There he was again Saturday, telling viewers about President Trump's official remarks regarding Thanksgiving and Trump's response to a reporter's question about the holiday. Sharpton being Sharpton, the results were predictably goofy. But since it was shortly after 5 p.m. on the Saturday of Thanksgiving weekend, only the hardcore Kool-Aid chuggers who comprise MSNBC's core audience were watching.
Here's Sharpton setting up his premise --
SHARPTON: In his official Thanksgiving speech the president said he was thankful for military personnel and America's first responders. But here's what his first thought was when a reporter asked him the question. Listen --
REPORTER (OFF CAMERA): What are you most thankful for, Mr. President?

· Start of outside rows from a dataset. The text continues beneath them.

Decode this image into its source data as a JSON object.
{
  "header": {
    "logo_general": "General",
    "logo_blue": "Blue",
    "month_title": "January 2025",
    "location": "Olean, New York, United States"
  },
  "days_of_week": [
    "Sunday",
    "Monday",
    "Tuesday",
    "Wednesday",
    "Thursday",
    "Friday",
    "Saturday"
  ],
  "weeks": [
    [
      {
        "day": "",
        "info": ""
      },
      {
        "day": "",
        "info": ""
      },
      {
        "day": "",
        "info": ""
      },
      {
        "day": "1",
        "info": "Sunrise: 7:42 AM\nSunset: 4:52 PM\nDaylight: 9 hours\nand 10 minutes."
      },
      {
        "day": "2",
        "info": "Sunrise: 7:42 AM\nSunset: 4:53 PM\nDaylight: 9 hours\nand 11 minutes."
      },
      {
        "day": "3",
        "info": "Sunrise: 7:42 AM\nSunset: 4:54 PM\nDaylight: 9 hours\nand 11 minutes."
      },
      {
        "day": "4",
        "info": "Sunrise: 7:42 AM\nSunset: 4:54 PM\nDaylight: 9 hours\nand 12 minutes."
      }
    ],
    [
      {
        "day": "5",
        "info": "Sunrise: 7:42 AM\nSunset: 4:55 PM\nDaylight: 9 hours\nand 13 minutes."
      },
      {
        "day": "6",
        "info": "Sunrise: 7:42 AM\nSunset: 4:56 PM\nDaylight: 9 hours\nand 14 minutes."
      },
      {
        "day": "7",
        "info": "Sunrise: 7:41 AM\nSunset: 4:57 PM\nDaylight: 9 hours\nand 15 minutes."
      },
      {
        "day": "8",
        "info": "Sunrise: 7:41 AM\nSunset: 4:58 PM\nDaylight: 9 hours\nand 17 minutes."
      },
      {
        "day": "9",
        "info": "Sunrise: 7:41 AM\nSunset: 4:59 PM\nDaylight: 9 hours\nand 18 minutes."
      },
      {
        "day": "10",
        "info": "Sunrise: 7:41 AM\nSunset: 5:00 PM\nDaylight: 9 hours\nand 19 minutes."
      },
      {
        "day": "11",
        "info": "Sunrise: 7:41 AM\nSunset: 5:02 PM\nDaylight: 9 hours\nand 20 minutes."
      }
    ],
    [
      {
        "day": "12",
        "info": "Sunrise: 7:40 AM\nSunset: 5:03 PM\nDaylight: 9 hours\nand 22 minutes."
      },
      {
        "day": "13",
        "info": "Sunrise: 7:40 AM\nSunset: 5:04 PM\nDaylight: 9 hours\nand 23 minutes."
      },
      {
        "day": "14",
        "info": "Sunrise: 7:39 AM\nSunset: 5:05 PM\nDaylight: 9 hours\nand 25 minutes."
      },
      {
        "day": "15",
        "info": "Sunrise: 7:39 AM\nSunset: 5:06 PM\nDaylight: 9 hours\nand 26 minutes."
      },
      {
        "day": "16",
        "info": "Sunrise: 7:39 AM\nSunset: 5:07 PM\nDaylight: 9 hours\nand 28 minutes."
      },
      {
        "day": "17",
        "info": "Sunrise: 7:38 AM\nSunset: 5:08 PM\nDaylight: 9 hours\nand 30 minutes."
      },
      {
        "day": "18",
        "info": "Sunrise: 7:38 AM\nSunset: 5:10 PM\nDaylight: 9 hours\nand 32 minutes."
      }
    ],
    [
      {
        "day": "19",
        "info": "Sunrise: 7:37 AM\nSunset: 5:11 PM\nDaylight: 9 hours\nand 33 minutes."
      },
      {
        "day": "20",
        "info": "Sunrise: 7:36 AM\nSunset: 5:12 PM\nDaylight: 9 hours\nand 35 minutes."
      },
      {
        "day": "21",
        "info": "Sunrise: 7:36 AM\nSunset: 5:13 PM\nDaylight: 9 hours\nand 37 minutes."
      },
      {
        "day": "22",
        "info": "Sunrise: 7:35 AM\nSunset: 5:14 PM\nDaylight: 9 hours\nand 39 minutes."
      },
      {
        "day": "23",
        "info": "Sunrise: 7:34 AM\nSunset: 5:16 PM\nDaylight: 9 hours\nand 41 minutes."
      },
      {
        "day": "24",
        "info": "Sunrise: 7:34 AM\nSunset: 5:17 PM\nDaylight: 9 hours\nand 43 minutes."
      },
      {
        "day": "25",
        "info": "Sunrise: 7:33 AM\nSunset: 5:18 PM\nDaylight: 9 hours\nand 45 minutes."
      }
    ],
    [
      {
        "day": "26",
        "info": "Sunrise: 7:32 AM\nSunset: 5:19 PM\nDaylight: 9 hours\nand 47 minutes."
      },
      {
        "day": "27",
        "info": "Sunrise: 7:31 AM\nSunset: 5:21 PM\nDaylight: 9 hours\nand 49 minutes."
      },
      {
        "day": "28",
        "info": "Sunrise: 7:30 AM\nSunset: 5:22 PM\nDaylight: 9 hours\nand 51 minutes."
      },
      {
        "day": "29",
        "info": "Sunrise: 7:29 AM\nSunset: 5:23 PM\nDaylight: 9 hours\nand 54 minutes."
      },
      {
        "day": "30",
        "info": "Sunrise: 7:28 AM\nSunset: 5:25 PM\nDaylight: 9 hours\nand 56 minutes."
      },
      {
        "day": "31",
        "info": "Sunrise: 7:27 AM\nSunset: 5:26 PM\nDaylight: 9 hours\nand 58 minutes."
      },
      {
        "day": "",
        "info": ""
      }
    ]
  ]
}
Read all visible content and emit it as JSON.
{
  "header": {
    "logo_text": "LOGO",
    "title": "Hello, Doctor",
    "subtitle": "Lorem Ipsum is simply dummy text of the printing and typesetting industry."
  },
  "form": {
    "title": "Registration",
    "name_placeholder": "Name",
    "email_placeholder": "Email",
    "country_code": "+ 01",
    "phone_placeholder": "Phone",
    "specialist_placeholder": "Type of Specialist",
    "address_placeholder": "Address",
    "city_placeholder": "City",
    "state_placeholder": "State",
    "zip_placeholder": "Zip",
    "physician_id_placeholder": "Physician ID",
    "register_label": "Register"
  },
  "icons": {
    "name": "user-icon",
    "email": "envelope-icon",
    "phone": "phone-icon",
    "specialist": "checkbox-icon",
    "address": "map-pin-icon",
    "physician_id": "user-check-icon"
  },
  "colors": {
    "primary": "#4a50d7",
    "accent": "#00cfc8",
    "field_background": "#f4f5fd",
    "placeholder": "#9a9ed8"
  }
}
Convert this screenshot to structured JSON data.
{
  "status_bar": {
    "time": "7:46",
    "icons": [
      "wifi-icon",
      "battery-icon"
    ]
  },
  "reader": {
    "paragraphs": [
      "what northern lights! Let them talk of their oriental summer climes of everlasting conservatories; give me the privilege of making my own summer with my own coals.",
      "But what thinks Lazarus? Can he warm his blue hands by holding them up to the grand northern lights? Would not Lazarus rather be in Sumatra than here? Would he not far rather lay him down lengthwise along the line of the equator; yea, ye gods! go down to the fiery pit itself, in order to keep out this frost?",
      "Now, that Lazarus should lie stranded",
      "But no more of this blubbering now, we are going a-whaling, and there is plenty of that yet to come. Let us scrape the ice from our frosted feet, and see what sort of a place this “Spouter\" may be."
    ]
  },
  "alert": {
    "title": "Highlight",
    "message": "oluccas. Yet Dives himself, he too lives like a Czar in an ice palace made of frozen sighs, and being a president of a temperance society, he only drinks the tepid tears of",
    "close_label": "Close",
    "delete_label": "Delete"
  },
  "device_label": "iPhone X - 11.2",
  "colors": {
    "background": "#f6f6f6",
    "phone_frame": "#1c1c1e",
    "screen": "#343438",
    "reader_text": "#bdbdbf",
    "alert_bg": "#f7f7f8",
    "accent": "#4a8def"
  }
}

TRUMP: For having a great family and for having made a tremendous difference in this country. I've made a tremendous difference in the country. This country is so much stronger now than it was when I took office that you wouldn't believe it. And, I mean, you see it but so much stronger, the people can't even believe it.
SHARPTON: Paul (addressing one of his guests, MSNBC legal analyst Paul Butler), I didn't want to quote him, I wanted people to see I wasn't making it up -- he's most thankful about what he's done. I mean, this, you don't even have to repeat it to understand that this man, narcissism is probably too polite a term.
Meanwhile, incoherent is a perfectly apt word -- not "term" -- to describe what passes for reasoning from Sharpton.
It's not just that Sharpton misquotes Trump, claiming that Trump's "first thought" in response to the reporter's question was to tout his accomplishments as president -- while leaving out the first thing that Trump actually said he was thankful for, "having a great family." Sharpton couldn't even be bothered citing Trump's remark about his family and dismissing it as predictable boilerplate, as might be expected of an opponent acting in good faith.
What elevates this to Sharpton comedy gold is "the Rev" telling his audience he doesn't want to quote Trump because people might suspect he was "making it up" -- gee, why would anyone think that? -- followed by Sharpton demonstrating why he can't be trusted to convey what people who don't share his politics actually say.